The job of finding the best set of weights is conducted by the optimiser. In neural networks, the optimisation method used is **stochastic** **gradient** **descent**.

Every time period, or epoch, the stochastic gradient descent algorithm will repeat a certain set of steps in order to find the best weights.

- Start with some initial value for the weights
- Keep updating weights that we know will reduce the cost function
- Stop when we have reached the minimum error on our dataset

Gradient Descent requires a differentiable algorithm, because when we come to finding the minimum value, we do this by calculating the gradient of our current position and then deciding which direction to move to get to our gradient of 0. We know that the point at which the gradient of our error function is equal to 0 is the minimum point on the curve, as the diagrams below show.

The algorithm we iterate over, step 2 of our gradient descent algorithm, takes our current weight and subtracts from it the differentiated cost function multiplied by what is called a learning rate, the size of which determines how quickly we converge to or diverge from the minimum value. I have an explanation in greater detail on the process of gradient descent in my article on Linear Regression.

## Over and Underfitting

**Overfitting** and **Underfitting** are two of the most important concepts of machine learning, because they can help give you an idea of whether your ML algorithm is capable of its true purpose, being unleashed to the world and encountering new unseen data.
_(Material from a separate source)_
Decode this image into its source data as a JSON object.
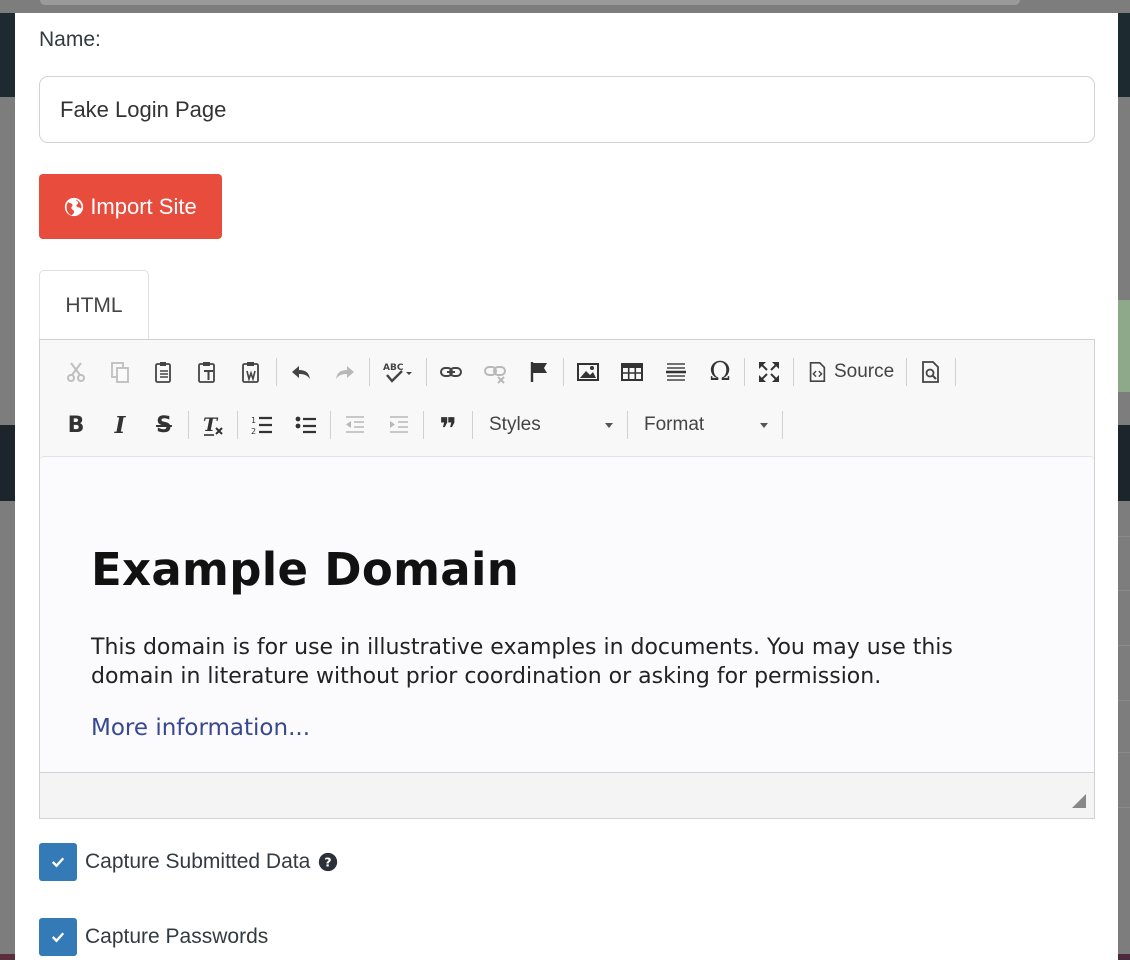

Mathematically, overfitting is defined as the situation where the accuracy on your training data is greater than the accuracy on your testing data. Underfitting is generally defined as poor performance on both the training and testing side.

So what do these two actually tell us about our model? Well, in the case of overfitting, we can essentially infer that our model does not generalise well to unseen data. It has taken the training data and instead of finding these complex, sophisticated relationships we are looking for, it has built a rigid framework based on the observed behaviour, taking the training data as gospel. This model doesn’t have any predictive power, because it has attached itself too strongly to the initial data it was provided, instead of trying to generalise and adapt to slightly different datasets.

In the case of underfitting, we find the opposite, that our model has not attached itself to the data at all. Similar to before, the model has been unable to find strong relationships, but in this case, it has generated loose rules to provide crude estimations of the data, rather than anything concrete. An underfit model will therefore also perform poorly on training data because of its lack of understanding of the relationships between the variables.

Avoiding underfitting is generally more straightforward than its counterpart, because general belief is that an underfit model is one that isn’t complex enough. We can avoid underfitting by adding layers, neurons or features to our model or increasing the training time.

Some of the methods used to avoid overfititng are simply the direct opposites of avoiding underfitting. We can remove some features, particularly those that are correlated with others already present in the dataset or that have very little correlation with our output. Stopping the model earlier also ensures that we capture a more general model, instead of allowing it to over-analyse our data.

In some cases, overfitting may occur due to a model’s over-reliance on a certain set of weights, or path in our neural network. The model may have found, during training, that a certain set of weights in a section of our neural network provide a very strong correlation with the output, but this is more a coincidence than the discovery of an actual relationship. If this occurs, then when presented with testing data, the model will not be able to deliver the same level of accuracy.

Our solution here is to introduce the concept of **dropout**. The concept behind dropout is to essentially to exclude a section of the network every step of our training process. This will help us generate weights that are more even across the entire network and ensure that our model is not too reliant on any one subsection.